  2. It’s incredibly hard to attempt to work at a place where you have never worked before. I look forward to getting back to writing and math tomorrow (and lifting/working out).
  3. Finished Sapiens, Fahrenheit 451 and How I Killed Pluto and Why It Had it Coming. All fun books to read, with Sapiens being a bit too long and Fahrenheit too short. The Pluto book was quite fun to read, and it’s interesting to see how other fields work.

P&B #155

Let $a, b, c$ be real numbers. Prove that three roots of the equation
\frac{b+c}{x-a} + \frac{c+a}{x-b} + \frac{a+b}{x-c} = 3
are real.

Solution: The solution which the book lists is actually much more elegant than what I will present here. We let $s = a+b+c$ to be the sum. Inserting this into the equation, we see that
\frac{s-a}{x-a} + \frac{s-b}{x-b} + \frac{s-c}{x-c} = 3
Now, multiplying both sides by $(x-a)(x-b)(x-c)$ and rearranging results in
(s-a)(x-b)(x-c) + (s-b)(x-a)(x-c) + \\
(s-c)(x-a)(x-b) – 3(x-a)(x-b)(x-c) = 0.
By inspection, it’s pretty clear that $x = s$ is a root, hence if we find one additional real root we are done as imaginary roots must exist in pairs.

Here is where I deviated against the solutions. I plugged in $x = a, b, c$ respectively and considered all the cases separated by magnitude and showed that there must exist a pair to the left/right of $s$ such that it is positive and negative, hence there exists another real root.

The Pattern is a Lie

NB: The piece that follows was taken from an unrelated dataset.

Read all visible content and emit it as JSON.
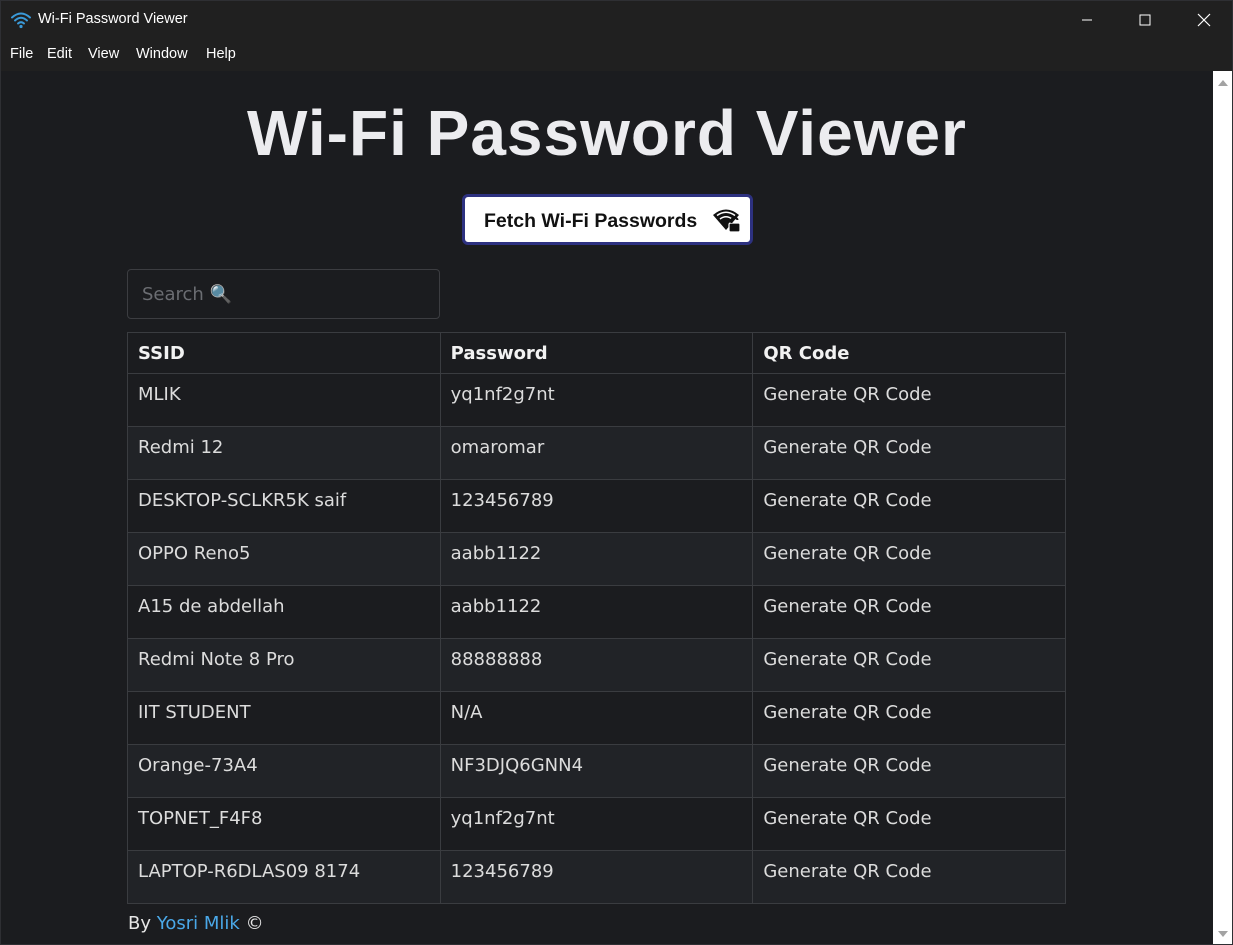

We started a new problem recently, but still within the realms of preconditioning. The exact question and algorithms will remain under wraps right now, but the preliminary results I got were incredibly curious; here’s a plot of condition number below:

Note that a constant condition number as we increase order is extremely good, but my adviser and I were not rejoicing.  It’s just that the result was too good! We were not expecting the condition number to not increase, as that’s far better than what current literature (and our intuition) suggests.

After a week of fumbling around, I’ve extended the computation and produced the following plot:

Not that the above plot is the same algorithm, just with extended order (or p). And ahhh, there it is,  the growth that we were looking for.

Even though it’s a worse result that what we initially saw, we can actually prove this version!

The Goldfinch

What a weird novel. It gradually crosses the line from a coming-of-age story (a Bildungsroman apparently) to a crime novel.

The first portion was beautifully done, with the main character characterized in-depth alongside his partner. The novel began with a tragedy befalling our young protagonist, and a quick introduction to all the relevant main characters. Chekhov’s gun really applied in this case, where a girl described within the first some 30 (?) pages becomes the overarching love interest.

From here, the character moves to Las Vegas and probably the best part of the book. There, the character really developed and really solidifies as a character. Another tragedy befalls our little teenager and he is forced to move back to NYC.

The final act of the book is really lackluster. The author introduces far too many characters and plot points which I didn’t understand (or care to for that matter). It was just too much and an abrupt change in pace. Overall, an incredibly lengthy novel which I just don’t think is that good…